I was reviewing some of the high-profile dividend cuts in the past five years–Pitney Bowes, Conoco Phillips, BHP Billiton, Viacom, Wells Fargo, General Electric, Dow Chemical, American Express, U.S. Bancorp–and I was trying to figure out if there were some elements regarding investor sentiment that could aid us in drafting some common rules relating to the experience.
Here is what I found:
In the nine months preceding a dividend cut, these stocks saw their earnings decline by an average of 62.3%.
And yet, in the nine months preceding a dividend cut, these stocks only saw their stock price decline by an average of 31.0%.
When the dividend cut came, these stocks experienced a maximum trough of an additional 38.5% decline on average (in other words, I measured the subsequent lowest price that occurred sometime within the year after the dividend cut and compared it to the price that existed on … Read the rest of this article!
When a stock is undervalued, one of the more intelligent things that a management team can do is repurchase the stock.

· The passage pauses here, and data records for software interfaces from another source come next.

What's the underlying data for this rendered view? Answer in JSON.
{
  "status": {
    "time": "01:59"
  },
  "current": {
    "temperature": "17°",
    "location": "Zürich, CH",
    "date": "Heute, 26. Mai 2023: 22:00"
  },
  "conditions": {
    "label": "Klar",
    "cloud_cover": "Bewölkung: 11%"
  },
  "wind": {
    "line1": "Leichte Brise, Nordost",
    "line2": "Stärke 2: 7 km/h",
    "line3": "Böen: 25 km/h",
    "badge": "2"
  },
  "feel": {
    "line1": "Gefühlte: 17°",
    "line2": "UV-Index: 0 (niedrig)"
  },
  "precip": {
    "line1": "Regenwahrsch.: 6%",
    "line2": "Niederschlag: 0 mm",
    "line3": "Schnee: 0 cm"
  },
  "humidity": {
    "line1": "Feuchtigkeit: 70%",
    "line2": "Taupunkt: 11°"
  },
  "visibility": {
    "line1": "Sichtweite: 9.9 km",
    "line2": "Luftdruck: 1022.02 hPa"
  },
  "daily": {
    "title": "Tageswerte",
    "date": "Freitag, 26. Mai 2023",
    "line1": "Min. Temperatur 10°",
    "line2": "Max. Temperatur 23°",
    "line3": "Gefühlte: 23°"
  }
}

If a stock is worth x but trading at 0.85x, a stock repurchase gives you an immediate 15% return (on this, reality is harsher than theory because corporate executives are biased to always think that their stock is worth more than the market quotation suggests.)
When a stock is overvalued, the intelligent course of action is to acquire other companies and issue your own stock as compensation. This is because part of the value that you are transferring will soon prove illusory. If your stock is worth x but is trading at 1.15x, a stock merger will really cost you 15% less than a cash merger.
This is why you cannot possibly answer questions like “Is it wise to accept stock when I sell my company?” in the abstract … Read the rest of this article!
When Benjamin Graham was writing “The Intelligent Investor”, the market edge that American investors possessed was information asymmetry. Because there were few sources of comprehensive data–maybe there was a data chart from Moody’s here or there–the buyers and sellers of corporate stock had wildly different amounts of information at their ready access. Ty Cobb could see Coca-Cola stock rolling out across the southeastern United States and use his paychecks from playing baseball for the Detroit Tigers and endorsements from promoting Chesterfield cigarettes to build a million-dollar fortune. His regional access and insight to the product allowed him to see 20% growth in real time in a way that a Texas doctor could never imagine.
The proliferation of the internet and finance sites means that, outside of the world of micro-cap companies, it is extremely difficult to gain a competitive advantage that is the result of having knowledge that … Read the rest of this article!
A sub-theme that I occasionally stress is the difference between using the stock market as a vehicle to preserve wealth vs. using the stock market as a vehicle to build wealth.
When your goal is wealth preservation, you can keep your focus on companies that have very stable earnings no matter the economic conditions–your chief objective here is to protect what you’ve got.
If you’re trying to make investments that grow so fast they change your standard of living, you require earnings per share growth of at least 8% annually and probably in the neighborhood of 11% annually. Here, you are often taking on higher P/E ratios, more stock price volatility, and more variance in the earnings results during deep recessions. (Note: Another way to build significant wealth in the stock market is to practice a deep value strategy of purchasing stocks trading at $0.33 on the dollar and selling … Read the rest of this article!
Mark Twain told us that history does not repeat but it often rhymes. I want to offer you another data point on the folly of paying high prices for “innovative” stocks.
In 1999, there were 247 stocks trading on the New York Stock Exchange and the Nasdaq exchange with a price-to-sales ratio over 25. That is the sort of “we expect this company to take over the world” valuation. For comparison, the old-school benchmark was that a price-to-sales ratio under “2” signalled fair value and a P/S ratio under “1” was a strong sign of an undervalued stock.
What happened to an investor that bought each of those stocks in 1999 and held through to today? You would have earned 3.5% on your money through today. And if you did not include Nvidia in your holdings, which was the crown jewel performer, you would have lost 7.0% annualized on your … Read the rest of this article!